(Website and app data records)
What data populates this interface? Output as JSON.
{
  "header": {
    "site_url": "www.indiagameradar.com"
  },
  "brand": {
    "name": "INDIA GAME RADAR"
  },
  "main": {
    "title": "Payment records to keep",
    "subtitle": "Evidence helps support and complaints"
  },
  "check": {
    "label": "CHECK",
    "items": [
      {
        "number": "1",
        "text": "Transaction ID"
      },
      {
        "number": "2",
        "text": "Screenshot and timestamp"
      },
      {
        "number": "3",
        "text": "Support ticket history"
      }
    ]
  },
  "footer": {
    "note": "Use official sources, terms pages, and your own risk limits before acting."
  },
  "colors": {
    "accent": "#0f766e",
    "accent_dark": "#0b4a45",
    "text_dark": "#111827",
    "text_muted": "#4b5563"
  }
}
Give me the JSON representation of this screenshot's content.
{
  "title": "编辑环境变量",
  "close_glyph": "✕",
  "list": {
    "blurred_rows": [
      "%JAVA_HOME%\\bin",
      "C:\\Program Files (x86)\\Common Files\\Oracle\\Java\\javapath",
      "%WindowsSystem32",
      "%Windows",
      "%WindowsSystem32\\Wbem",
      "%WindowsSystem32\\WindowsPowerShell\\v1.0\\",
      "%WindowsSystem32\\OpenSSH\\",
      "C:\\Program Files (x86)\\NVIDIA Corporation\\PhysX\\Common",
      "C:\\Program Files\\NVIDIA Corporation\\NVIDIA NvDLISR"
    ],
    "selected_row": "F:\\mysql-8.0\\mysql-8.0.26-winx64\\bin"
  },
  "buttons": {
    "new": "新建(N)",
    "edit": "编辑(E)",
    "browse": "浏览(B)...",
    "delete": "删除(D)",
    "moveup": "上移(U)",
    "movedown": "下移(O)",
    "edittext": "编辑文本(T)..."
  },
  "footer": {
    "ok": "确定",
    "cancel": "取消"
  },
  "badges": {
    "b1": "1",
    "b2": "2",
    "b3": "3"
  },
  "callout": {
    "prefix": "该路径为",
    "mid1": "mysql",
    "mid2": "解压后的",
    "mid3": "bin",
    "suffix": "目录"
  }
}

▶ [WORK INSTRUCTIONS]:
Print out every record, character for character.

▶ [OUTPUT FOR THIS TASK]:
What data populates this interface? Output as JSON.
{
  "header": {
    "site_url": "www.indiagameradar.com"
  },
  "brand": {
    "name": "INDIA GAME RADAR"
  },
  "main": {
    "title": "Payment records to keep",
    "subtitle": "Evidence helps support and complaints"
  },
  "check": {
    "label": "CHECK",
    "items": [
      {
        "number": "1",
        "text": "Transaction ID"
      },
      {
        "number": "2",
        "text": "Screenshot and timestamp"
      },
      {
        "number": "3",
        "text": "Support ticket history"
      }
    ]
  },
  "footer": {
    "note": "Use official sources, terms pages, and your own risk limits before acting."
  },
  "colors": {
    "accent": "#0f766e",
    "accent_dark": "#0b4a45",
    "text_dark": "#111827",
    "text_muted": "#4b5563"
  }
}
Give me the JSON representation of this screenshot's content.
{
  "title": "编辑环境变量",
  "close_glyph": "✕",
  "list": {
    "blurred_rows": [
      "%JAVA_HOME%\\bin",
      "C:\\Program Files (x86)\\Common Files\\Oracle\\Java\\javapath",
      "%WindowsSystem32",
      "%Windows",
      "%WindowsSystem32\\Wbem",
      "%WindowsSystem32\\WindowsPowerShell\\v1.0\\",
      "%WindowsSystem32\\OpenSSH\\",
      "C:\\Program Files (x86)\\NVIDIA Corporation\\PhysX\\Common",
      "C:\\Program Files\\NVIDIA Corporation\\NVIDIA NvDLISR"
    ],
    "selected_row": "F:\\mysql-8.0\\mysql-8.0.26-winx64\\bin"
  },
  "buttons": {
    "new": "新建(N)",
    "edit": "编辑(E)",
    "browse": "浏览(B)...",
    "delete": "删除(D)",
    "moveup": "上移(U)",
    "movedown": "下移(O)",
    "edittext": "编辑文本(T)..."
  },
  "footer": {
    "ok": "确定",
    "cancel": "取消"
  },
  "badges": {
    "b1": "1",
    "b2": "2",
    "b3": "3"
  },
  "callout": {
    "prefix": "该路径为",
    "mid1": "mysql",
    "mid2": "解压后的",
    "mid3": "bin",
    "suffix": "目录"
  }
}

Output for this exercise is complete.